# Extracted material
════
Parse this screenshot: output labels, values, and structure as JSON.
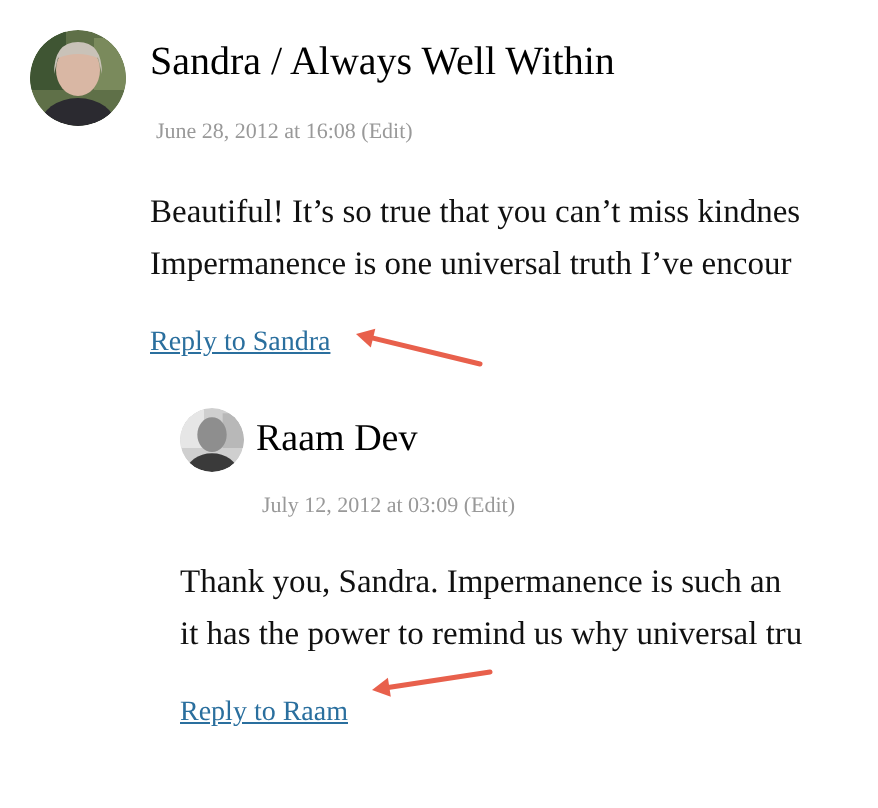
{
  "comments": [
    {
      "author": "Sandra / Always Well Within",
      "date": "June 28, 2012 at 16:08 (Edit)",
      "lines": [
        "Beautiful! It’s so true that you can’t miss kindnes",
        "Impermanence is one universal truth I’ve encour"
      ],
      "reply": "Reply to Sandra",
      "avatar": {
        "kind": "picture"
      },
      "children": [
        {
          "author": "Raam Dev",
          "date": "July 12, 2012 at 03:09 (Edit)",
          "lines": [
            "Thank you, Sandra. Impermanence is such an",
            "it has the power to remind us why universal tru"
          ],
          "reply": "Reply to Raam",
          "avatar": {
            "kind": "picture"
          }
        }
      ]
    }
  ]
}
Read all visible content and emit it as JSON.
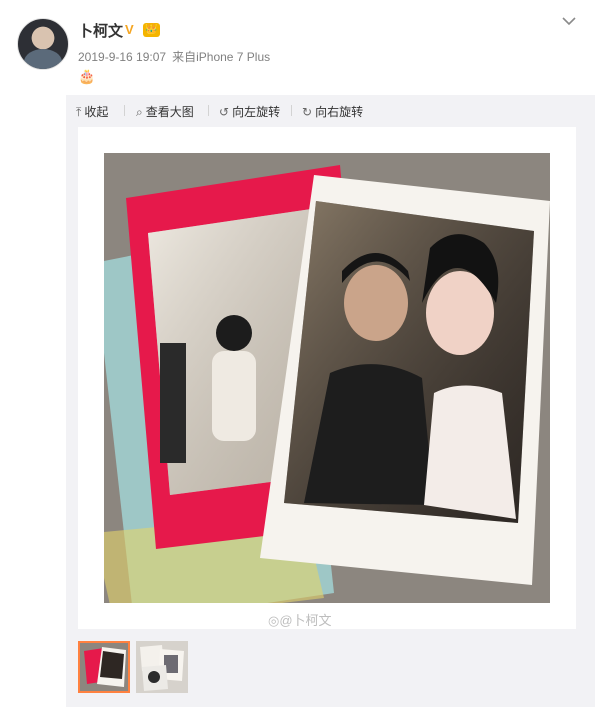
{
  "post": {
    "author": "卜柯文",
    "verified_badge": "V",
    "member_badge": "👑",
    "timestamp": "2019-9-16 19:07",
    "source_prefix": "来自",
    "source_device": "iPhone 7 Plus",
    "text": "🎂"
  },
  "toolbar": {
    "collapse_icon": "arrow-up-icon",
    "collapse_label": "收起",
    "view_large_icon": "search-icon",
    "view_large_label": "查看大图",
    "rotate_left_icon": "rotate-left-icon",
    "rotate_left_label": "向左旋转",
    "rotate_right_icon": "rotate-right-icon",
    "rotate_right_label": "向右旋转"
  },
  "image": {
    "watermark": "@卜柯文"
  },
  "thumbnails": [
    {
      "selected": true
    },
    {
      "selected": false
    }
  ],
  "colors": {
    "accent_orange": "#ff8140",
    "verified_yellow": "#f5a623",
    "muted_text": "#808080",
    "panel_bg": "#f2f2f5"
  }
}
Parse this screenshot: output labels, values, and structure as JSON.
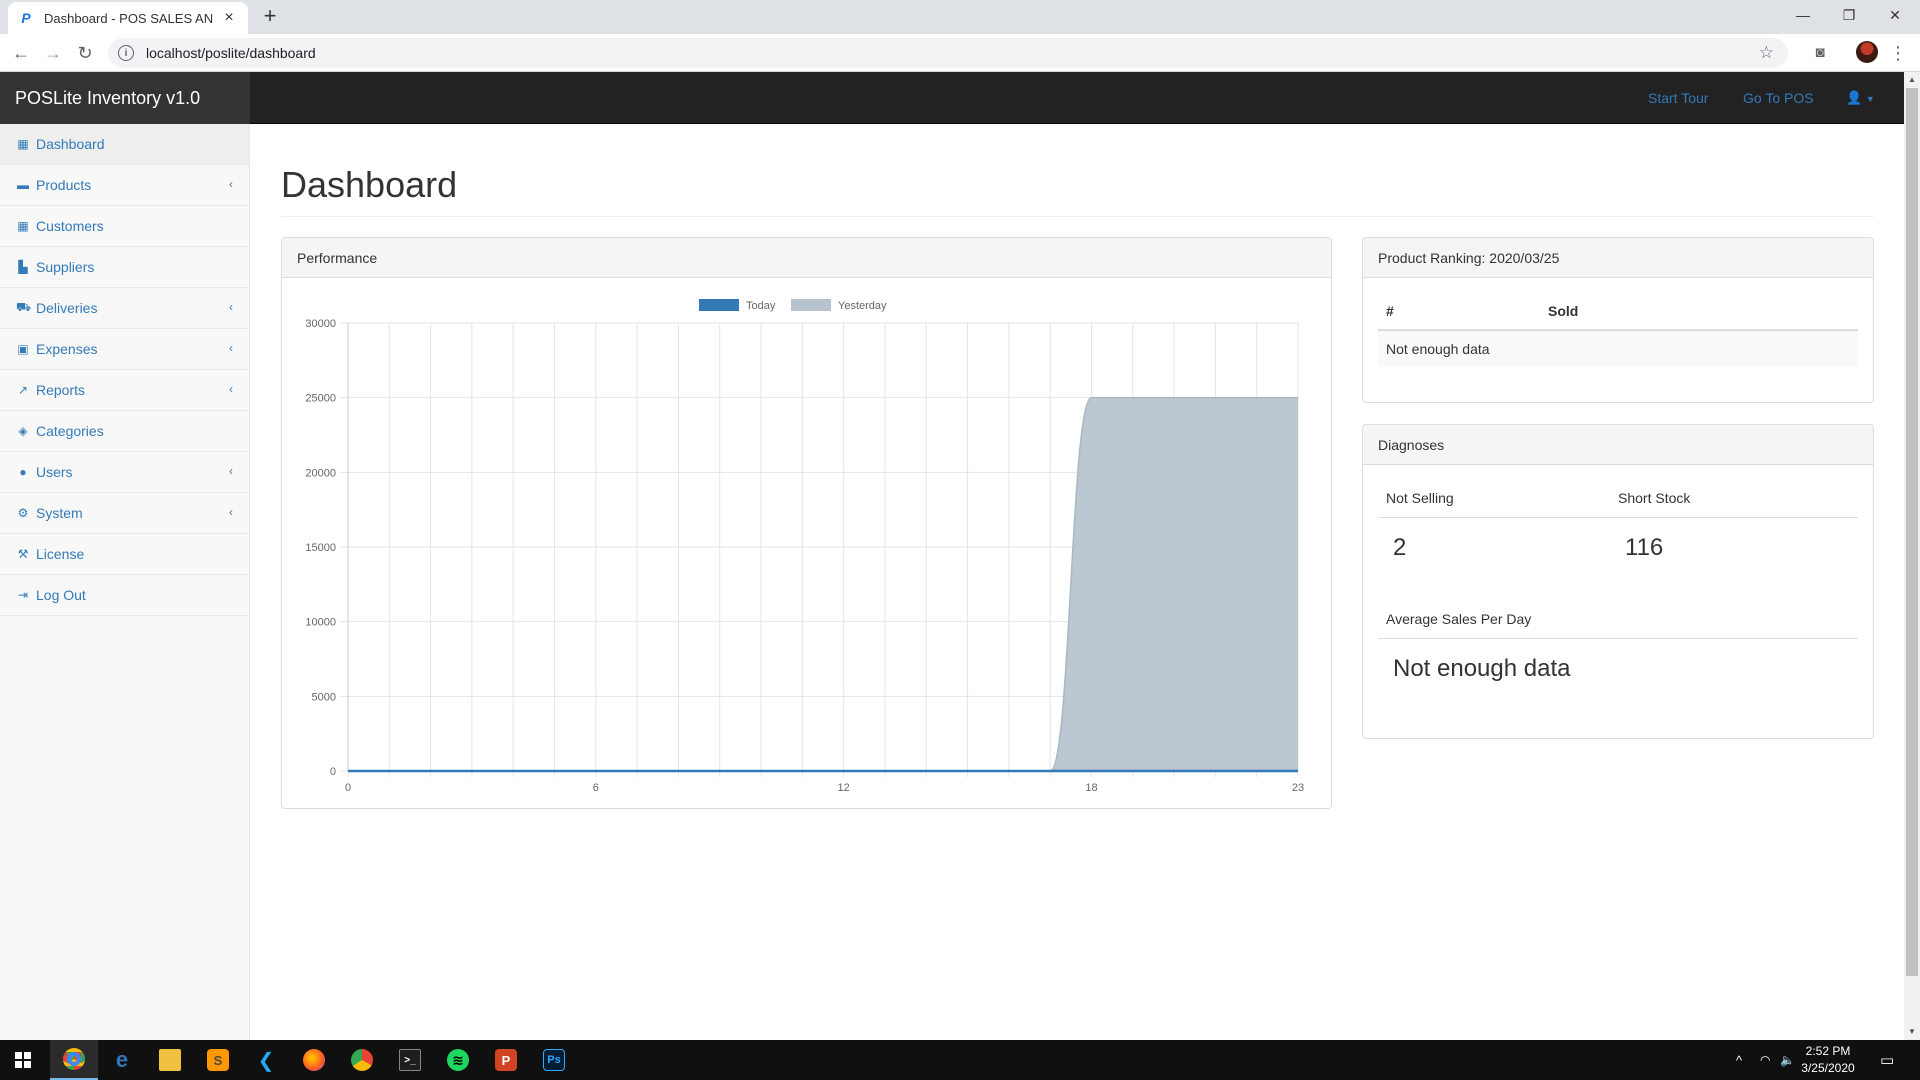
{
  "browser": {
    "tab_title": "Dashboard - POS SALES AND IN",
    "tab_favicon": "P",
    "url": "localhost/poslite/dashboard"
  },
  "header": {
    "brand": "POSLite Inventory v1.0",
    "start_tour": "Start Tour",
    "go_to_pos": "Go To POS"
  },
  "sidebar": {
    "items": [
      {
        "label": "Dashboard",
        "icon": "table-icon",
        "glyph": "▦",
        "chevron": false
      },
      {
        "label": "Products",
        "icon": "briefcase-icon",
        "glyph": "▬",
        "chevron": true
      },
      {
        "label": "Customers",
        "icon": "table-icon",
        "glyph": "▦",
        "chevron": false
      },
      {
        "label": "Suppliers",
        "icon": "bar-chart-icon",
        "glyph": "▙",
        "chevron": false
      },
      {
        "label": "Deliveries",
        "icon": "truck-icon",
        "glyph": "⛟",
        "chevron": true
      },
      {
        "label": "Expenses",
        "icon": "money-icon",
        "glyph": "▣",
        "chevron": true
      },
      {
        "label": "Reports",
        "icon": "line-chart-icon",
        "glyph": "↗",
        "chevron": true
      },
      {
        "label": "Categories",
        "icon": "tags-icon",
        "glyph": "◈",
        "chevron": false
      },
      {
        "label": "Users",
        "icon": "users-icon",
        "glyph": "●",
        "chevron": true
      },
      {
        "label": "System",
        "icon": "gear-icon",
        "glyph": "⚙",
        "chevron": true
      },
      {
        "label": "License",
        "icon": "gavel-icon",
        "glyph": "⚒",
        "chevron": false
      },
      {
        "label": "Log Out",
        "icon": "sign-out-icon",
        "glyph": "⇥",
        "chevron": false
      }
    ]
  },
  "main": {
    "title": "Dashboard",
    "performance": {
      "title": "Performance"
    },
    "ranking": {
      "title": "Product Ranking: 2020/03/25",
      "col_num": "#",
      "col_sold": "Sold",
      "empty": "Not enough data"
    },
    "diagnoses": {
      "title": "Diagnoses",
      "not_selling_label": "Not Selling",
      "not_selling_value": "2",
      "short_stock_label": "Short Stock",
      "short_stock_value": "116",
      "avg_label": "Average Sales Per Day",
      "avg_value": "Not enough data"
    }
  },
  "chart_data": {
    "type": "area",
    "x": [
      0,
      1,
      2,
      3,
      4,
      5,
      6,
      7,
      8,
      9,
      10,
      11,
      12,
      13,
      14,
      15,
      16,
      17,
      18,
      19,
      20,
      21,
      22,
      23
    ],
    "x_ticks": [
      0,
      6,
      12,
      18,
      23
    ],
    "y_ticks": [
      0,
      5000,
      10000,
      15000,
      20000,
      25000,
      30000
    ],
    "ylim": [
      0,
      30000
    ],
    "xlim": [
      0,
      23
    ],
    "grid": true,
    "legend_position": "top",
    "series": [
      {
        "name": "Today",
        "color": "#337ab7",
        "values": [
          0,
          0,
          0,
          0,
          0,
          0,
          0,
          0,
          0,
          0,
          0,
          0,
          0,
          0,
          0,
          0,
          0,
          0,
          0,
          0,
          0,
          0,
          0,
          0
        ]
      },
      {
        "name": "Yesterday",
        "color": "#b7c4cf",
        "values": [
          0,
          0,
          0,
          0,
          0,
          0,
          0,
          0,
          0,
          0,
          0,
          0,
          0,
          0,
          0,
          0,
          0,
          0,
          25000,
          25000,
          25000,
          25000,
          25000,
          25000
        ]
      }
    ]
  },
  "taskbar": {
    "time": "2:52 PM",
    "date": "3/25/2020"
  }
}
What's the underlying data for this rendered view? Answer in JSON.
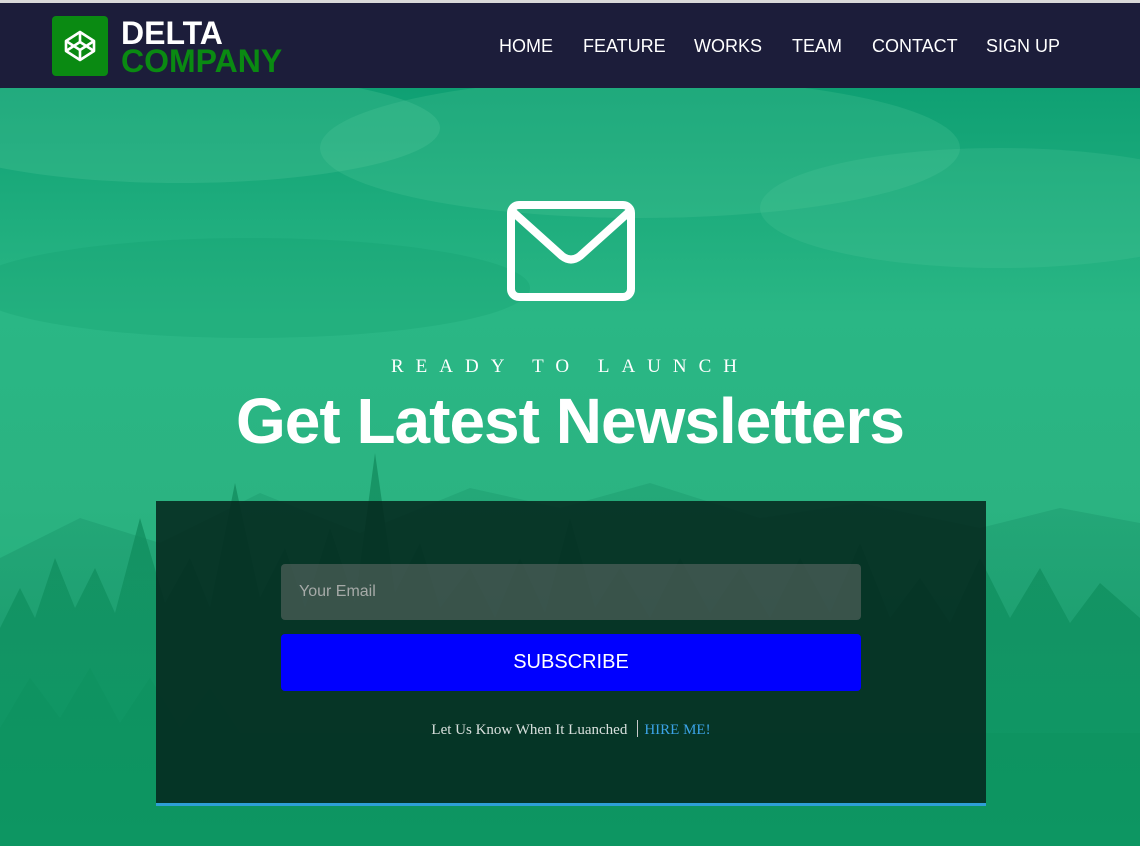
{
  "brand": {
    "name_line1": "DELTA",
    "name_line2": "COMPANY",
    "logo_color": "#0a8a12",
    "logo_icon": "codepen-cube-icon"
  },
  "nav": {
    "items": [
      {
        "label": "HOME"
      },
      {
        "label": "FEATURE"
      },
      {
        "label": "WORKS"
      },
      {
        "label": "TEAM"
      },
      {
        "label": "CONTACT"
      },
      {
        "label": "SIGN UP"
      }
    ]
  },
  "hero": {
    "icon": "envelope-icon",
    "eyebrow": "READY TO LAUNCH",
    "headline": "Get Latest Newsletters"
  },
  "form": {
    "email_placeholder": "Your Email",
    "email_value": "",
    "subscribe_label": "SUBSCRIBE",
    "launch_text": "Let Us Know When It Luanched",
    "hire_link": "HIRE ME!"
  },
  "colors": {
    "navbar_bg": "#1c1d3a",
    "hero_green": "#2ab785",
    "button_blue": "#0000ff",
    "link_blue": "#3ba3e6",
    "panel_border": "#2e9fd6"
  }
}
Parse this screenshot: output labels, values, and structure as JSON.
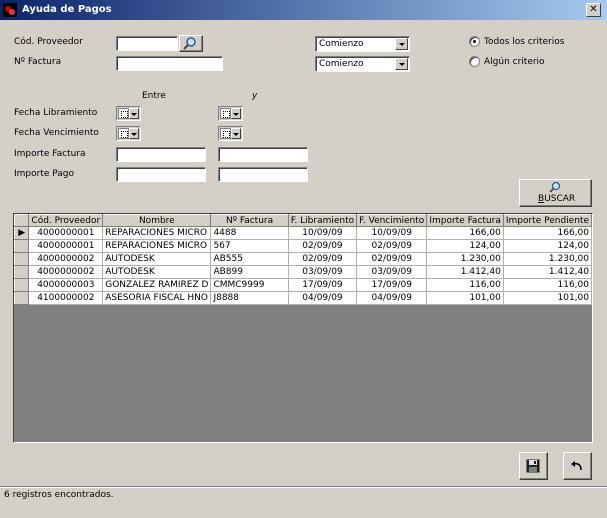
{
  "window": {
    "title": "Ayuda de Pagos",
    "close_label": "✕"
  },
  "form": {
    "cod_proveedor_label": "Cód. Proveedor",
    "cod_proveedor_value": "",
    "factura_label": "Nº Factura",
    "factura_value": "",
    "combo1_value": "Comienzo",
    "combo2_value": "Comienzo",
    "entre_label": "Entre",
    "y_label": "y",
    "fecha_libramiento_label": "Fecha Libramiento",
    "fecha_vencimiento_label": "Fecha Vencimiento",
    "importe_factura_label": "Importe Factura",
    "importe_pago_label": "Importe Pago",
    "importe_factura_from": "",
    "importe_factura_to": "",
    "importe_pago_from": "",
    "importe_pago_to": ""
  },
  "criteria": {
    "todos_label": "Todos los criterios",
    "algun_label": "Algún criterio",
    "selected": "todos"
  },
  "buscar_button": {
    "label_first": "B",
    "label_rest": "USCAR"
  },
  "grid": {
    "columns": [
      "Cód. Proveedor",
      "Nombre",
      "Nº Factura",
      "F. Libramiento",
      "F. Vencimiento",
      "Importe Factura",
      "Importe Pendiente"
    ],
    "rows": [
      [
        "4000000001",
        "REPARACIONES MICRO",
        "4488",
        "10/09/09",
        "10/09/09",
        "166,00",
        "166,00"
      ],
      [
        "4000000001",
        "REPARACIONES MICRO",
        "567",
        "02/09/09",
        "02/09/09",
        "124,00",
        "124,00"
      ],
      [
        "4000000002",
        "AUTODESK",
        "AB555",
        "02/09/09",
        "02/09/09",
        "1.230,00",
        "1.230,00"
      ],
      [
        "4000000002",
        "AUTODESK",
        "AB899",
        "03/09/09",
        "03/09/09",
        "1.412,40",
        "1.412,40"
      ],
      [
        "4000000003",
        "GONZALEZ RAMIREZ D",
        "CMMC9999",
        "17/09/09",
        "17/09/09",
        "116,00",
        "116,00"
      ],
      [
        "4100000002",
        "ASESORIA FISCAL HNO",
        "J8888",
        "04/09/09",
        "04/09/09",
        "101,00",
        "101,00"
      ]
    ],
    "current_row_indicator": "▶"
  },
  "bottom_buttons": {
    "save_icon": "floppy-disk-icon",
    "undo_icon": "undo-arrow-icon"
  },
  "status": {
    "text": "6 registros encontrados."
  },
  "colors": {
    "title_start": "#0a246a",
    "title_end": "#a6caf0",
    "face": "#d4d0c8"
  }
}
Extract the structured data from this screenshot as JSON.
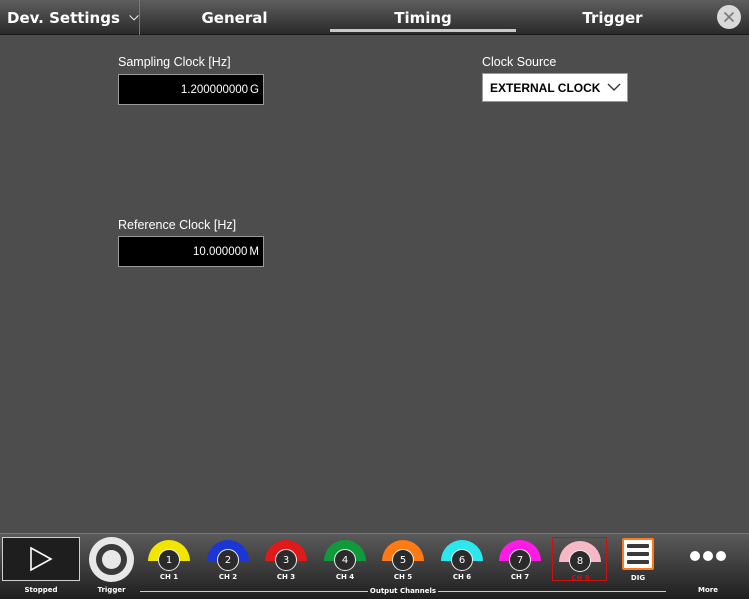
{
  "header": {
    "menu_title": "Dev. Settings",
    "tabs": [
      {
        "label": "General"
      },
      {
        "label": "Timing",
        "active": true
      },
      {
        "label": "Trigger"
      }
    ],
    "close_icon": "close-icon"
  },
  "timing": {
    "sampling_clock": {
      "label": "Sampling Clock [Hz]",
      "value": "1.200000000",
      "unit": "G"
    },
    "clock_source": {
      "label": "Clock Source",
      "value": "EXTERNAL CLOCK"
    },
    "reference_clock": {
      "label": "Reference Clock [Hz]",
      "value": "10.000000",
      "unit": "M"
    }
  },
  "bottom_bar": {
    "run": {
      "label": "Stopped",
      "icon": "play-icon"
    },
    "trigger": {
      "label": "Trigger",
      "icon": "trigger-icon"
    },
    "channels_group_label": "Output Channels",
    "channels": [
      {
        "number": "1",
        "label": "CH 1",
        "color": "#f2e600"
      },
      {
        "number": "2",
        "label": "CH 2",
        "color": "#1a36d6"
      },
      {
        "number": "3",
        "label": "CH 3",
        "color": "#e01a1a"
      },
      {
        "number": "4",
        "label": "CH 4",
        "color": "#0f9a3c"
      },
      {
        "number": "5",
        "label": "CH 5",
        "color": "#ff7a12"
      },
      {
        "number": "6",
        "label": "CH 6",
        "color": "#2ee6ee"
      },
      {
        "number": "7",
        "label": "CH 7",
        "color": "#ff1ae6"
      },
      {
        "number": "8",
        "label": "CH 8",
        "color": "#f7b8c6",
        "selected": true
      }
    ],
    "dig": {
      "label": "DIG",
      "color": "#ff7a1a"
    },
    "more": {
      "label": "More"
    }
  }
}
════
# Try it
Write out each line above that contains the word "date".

# Response box
      "date": "June 28, 2012 at 16:08 (Edit)",
          "date": "July 12, 2012 at 03:09 (Edit)",
    "date": "3/25/2020"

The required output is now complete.